ON SCANDAL.-There is a depraved appetite for scandal. It pays to print the stuff. Village gossip, more than half a lie, and the more it is a lie, is swift-footed and will call at every house in a day. In the city the newspaper supplies the lovers of slanderous reports, if the editor is merceuary or mean enough to print such items. Like death, slander "loves a shining mark." The better the man, the more honorable aud useful his career, the higher his position, the more attractive is scandal relating to him. The more one-sided and unfair the slanderous assault, the more it is relished. The market for such ware is large, active, and coustant.-Chr. Intelligencer.
Our Sunday-school Department has, of late vears, increased in importance. Many Sunday-schools have subscribed for the Magazine for the double purpose of furnishing superior reading matter for the teachers, and of providing them with necessary assistance for the study of the lessons. The publication of the Scholars' Quarterly has slightly affected the circulation of the GUARDIAN, but not as much as was anticipated at the beginning of the year. The Quarterly, it should be remembered, is intended for scholars, while the GUARDIAN aims to assist teachers in their work. During the coming year the comments in THE GUARDIAN will be greatly extended, thus gratifying the wishes of many of our patrons.
matters are strictly excluded.

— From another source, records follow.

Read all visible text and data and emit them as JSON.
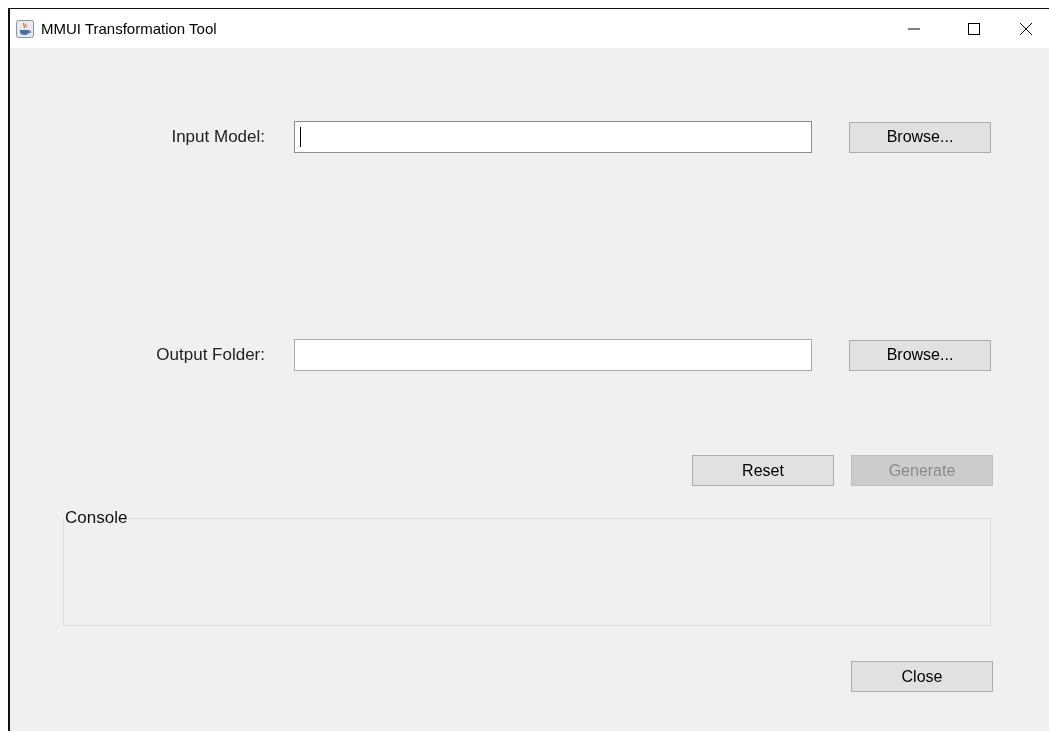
{
  "window": {
    "title": "MMUI Transformation Tool"
  },
  "fields": [
    {
      "label": "Input Model:",
      "focused": true,
      "button": {
        "label": "Browse...",
        "disabled": false
      }
    },
    {
      "label": "Output Folder:",
      "focused": false,
      "button": {
        "label": "Browse...",
        "disabled": false
      }
    }
  ],
  "actions": [
    {
      "label": "Reset",
      "disabled": false
    },
    {
      "label": "Generate",
      "disabled": true
    }
  ],
  "console": {
    "title": "Console"
  },
  "footer_buttons": [
    {
      "label": "Close",
      "disabled": false
    }
  ]
}
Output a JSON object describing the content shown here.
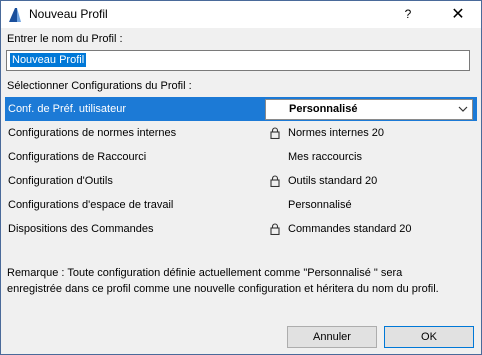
{
  "window": {
    "title": "Nouveau Profil",
    "help_glyph": "?",
    "close_glyph": "✕"
  },
  "name_section": {
    "label": "Entrer le nom du Profil :",
    "value": "Nouveau Profil"
  },
  "configs_section": {
    "label": "Sélectionner Configurations du Profil :",
    "rows": [
      {
        "name": "Conf. de Préf. utilisateur",
        "value": "Personnalisé",
        "locked": false,
        "selected": true
      },
      {
        "name": "Configurations de normes internes",
        "value": "Normes internes 20",
        "locked": true,
        "selected": false
      },
      {
        "name": "Configurations de Raccourci",
        "value": "Mes raccourcis",
        "locked": false,
        "selected": false
      },
      {
        "name": "Configuration d'Outils",
        "value": "Outils standard 20",
        "locked": true,
        "selected": false
      },
      {
        "name": "Configurations d'espace de travail",
        "value": "Personnalisé",
        "locked": false,
        "selected": false
      },
      {
        "name": "Dispositions des Commandes",
        "value": "Commandes standard 20",
        "locked": true,
        "selected": false
      }
    ]
  },
  "remark": {
    "line1": "Remarque : Toute configuration définie actuellement comme \"Personnalisé \" sera",
    "line2": "enregistrée dans ce profil comme une nouvelle configuration et héritera du nom du profil."
  },
  "buttons": {
    "cancel": "Annuler",
    "ok": "OK"
  },
  "colors": {
    "selection": "#1c7ad6",
    "text_selection": "#0078d7"
  },
  "icons": {
    "app": "archicad-icon",
    "lock": "lock-icon",
    "dropdown": "chevron-down-icon"
  }
}
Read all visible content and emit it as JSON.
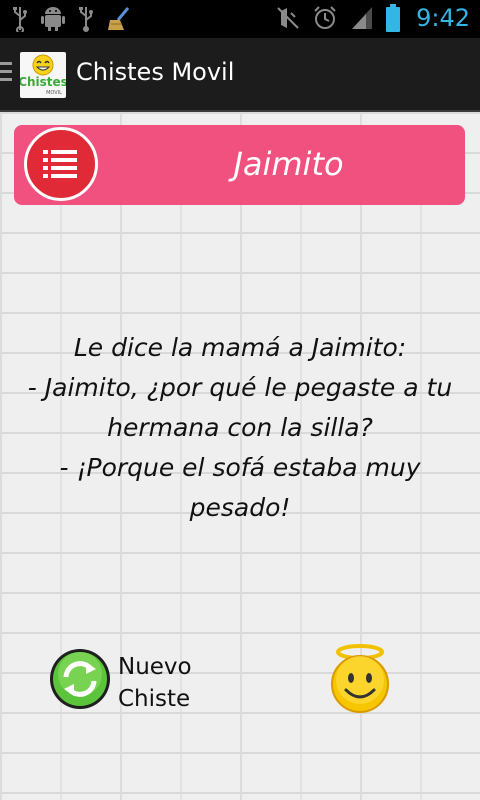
{
  "status_bar": {
    "time": "9:42",
    "icons": [
      "usb-icon",
      "android-debug-icon",
      "usb-icon",
      "cleaner-icon",
      "mute-icon",
      "alarm-icon",
      "signal-icon",
      "battery-icon"
    ],
    "accent_color": "#33b5e5"
  },
  "action_bar": {
    "title": "Chistes Movil",
    "logo_text": "Chistes",
    "logo_subtext": "MOVIL"
  },
  "category": {
    "label": "Jaimito",
    "color": "#f0517f",
    "icon": "list-icon"
  },
  "joke": {
    "text": "Le dice la mamá a Jaimito:\n- Jaimito, ¿por qué le pegaste a tu hermana con la silla?\n- ¡Porque el sofá estaba muy pesado!"
  },
  "controls": {
    "new_joke_label": "Nuevo\nChiste",
    "new_joke_icon": "refresh-icon",
    "rate_icon": "angel-smiley-icon"
  }
}
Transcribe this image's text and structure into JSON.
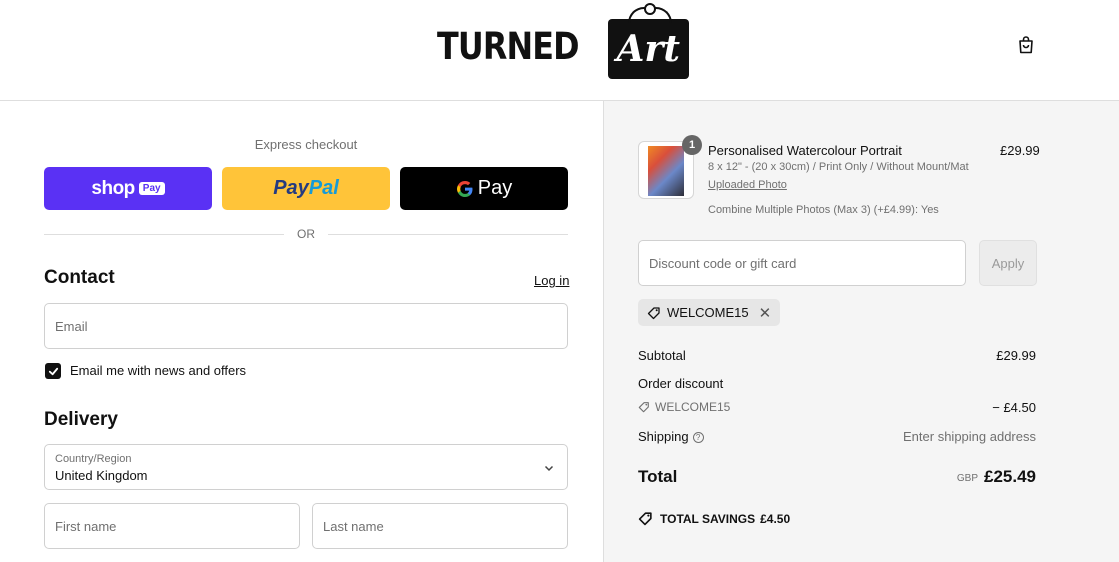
{
  "header": {
    "logo_word": "TURNED",
    "logo_script": "Art",
    "cart_icon": "shopping-bag-icon"
  },
  "express": {
    "title": "Express checkout",
    "shop_label": "shop",
    "shop_badge": "Pay",
    "paypal_part1": "Pay",
    "paypal_part2": "Pal",
    "gpay_label": "Pay",
    "or_label": "OR",
    "colors": {
      "shop": "#5a31f4",
      "paypal": "#ffc439",
      "gpay": "#000000"
    }
  },
  "contact": {
    "title": "Contact",
    "login_label": "Log in",
    "email_placeholder": "Email",
    "newsletter_label": "Email me with news and offers",
    "newsletter_checked": true
  },
  "delivery": {
    "title": "Delivery",
    "country_label": "Country/Region",
    "country_value": "United Kingdom",
    "first_name_placeholder": "First name",
    "last_name_placeholder": "Last name"
  },
  "summary": {
    "product": {
      "quantity": "1",
      "name": "Personalised Watercolour Portrait",
      "variant": "8 x 12\" - (20 x 30cm) / Print Only / Without Mount/Mat",
      "upload_link": "Uploaded Photo",
      "option": "Combine Multiple Photos (Max 3) (+£4.99): Yes",
      "price": "£29.99"
    },
    "discount_placeholder": "Discount code or gift card",
    "apply_label": "Apply",
    "applied_code": "WELCOME15",
    "subtotal_label": "Subtotal",
    "subtotal_value": "£29.99",
    "order_discount_label": "Order discount",
    "discount_code": "WELCOME15",
    "discount_value": "− £4.50",
    "shipping_label": "Shipping",
    "shipping_value": "Enter shipping address",
    "total_label": "Total",
    "currency": "GBP",
    "total_value": "£25.49",
    "savings_label": "TOTAL SAVINGS",
    "savings_value": "£4.50"
  }
}
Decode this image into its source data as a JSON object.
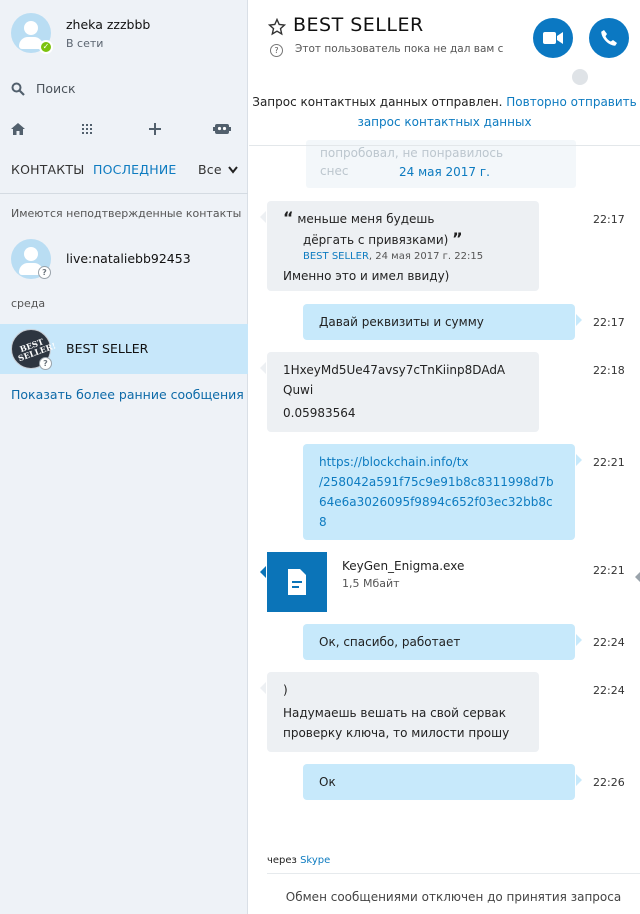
{
  "profile": {
    "name": "zheka zzzbbb",
    "status": "В сети"
  },
  "search": {
    "label": "Поиск"
  },
  "toolbar": {
    "home": "home-icon",
    "dialpad": "dialpad-icon",
    "add": "add-icon",
    "bot": "bot-icon"
  },
  "tabs": {
    "contacts": "КОНТАКТЫ",
    "recent": "ПОСЛЕДНИЕ",
    "filter": "Все"
  },
  "sidebar": {
    "unconfirmed_label": "Имеются неподтвержденные контакты",
    "contact1": "live:nataliebb92453",
    "day_label": "среда",
    "contact2": "BEST SELLER",
    "contact2_logo": "BEST SELLER!",
    "earlier": "Показать более ранние сообщения"
  },
  "chat": {
    "title": "BEST SELLER",
    "subtitle": "Этот пользователь пока не дал вам с",
    "notice_text": "Запрос контактных данных отправлен.",
    "notice_link1": "Повторно отправить",
    "notice_link2": "запрос контактных данных",
    "ghost_line1": "попробовал, не понравилось",
    "ghost_line2": "снес",
    "date": "24 мая 2017 г.",
    "messages": [
      {
        "quote_line1": "меньше меня будешь",
        "quote_line2": "дёргать с привязками)",
        "quote_author": "BEST SELLER",
        "quote_date": ", 24 мая 2017 г. 22:15",
        "text": "Именно это и имел ввиду)",
        "time": "22:17"
      },
      {
        "text": "Давай реквизиты и сумму",
        "time": "22:17"
      },
      {
        "line1": "1HxeyMd5Ue47avsy7cTnKiinp8DAdA",
        "line2": "Quwi",
        "line3": "0.05983564",
        "time": "22:18"
      },
      {
        "line1": "https://blockchain.info/tx",
        "line2": "/258042a591f75c9e91b8c8311998d7b",
        "line3": "64e6a3026095f9894c652f03ec32bb8c",
        "line4": "8",
        "time": "22:21"
      },
      {
        "file_name": "KeyGen_Enigma.exe",
        "file_size": "1,5 Мбайт",
        "time": "22:21"
      },
      {
        "text": "Ок, спасибо, работает",
        "time": "22:24"
      },
      {
        "line1": ")",
        "line2": "Надумаешь вешать на свой сервак",
        "line3": "проверку ключа, то милости прошу",
        "time": "22:24"
      },
      {
        "text": "Ок",
        "time": "22:26"
      }
    ],
    "via_label": "через",
    "via_app": "Skype",
    "blocked": "Обмен сообщениями отключен до принятия запроса"
  },
  "colors": {
    "accent": "#0b78c2",
    "selected": "#c7e7fa",
    "out_bubble": "#c7e9fb",
    "in_bubble": "#edf0f3",
    "online": "#7cc20d"
  }
}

We cannot refrain from returning our thanks When Dr. Harbaugh founded the to contributors who, during the year of GUARDIAN, nearly thirty-three years our service, have assisted us with many ago, he did it under the conviction that interesting articles. Nothing, we venit was his duty to provide healthy read-ture to say, has afforded us so much ing for young men and women. "The pleasure as the uniform excellence of light reading." he said, which so easi- these contributions, and we heartily inly falls into the hands of the young by vite their authors to continue to assist means of many of our city publications, us in our labor of love. gives a false coloring to life, turns its earnest realities into romance, and leaves blight, morbidness, and disappointment in its fearful wake." If this danger existed so long ago it has certainly since then assumed fearful proportions. Periodicals, devoted to light Îiterature, have increased ten-fold, and their readers are at least ten times as numerous. In those days there were no weeklies full of foul and corrupting tales of theft and murder intended solely for circulation among boys and girls. One of the worst of these papers, we are told, has one hundred and fifty thousand subscribers, and no one can read a single one of its slimy pages without taint and corruption. These are the days of Dime Novels which glorify crime, and are the fruitful It would be an excellent plan for source of temporal and eternal ruin. every school to provide a sufficient Parents often fail to appreciate the number of THE GUARDIAN for the use danger which threatens their children of its teachers. This would not only from this direction, until it is to late. aid them in their work, but would serve If there ever was a time when Chris- as an affectionate reminder of their oblitians were bound to provide the proper gations to the school. It would cost no kind of reading for their households more than a few additional volumes in that time is now, and we believe it to the library, and would be likely to do be our mission to labor in this blessed much more good. Let teachers be encause. The GUARDIAN is, however, couraged to preserve the numbers and not merely a juvenile publication. It to have the successive volumes bound. for aims to be a Household Magazine for future reading. An excellent Elder reyoung and old. The articles are sim-cently said: "I have taken THE GUARple in style, but at the same time em- DIAN from the beginning and the back ploy such language as will elevate the volumes are read with more pleasure by literary taste of the reader. The whole my family than any other books in my has a religious tone, but controversial possession."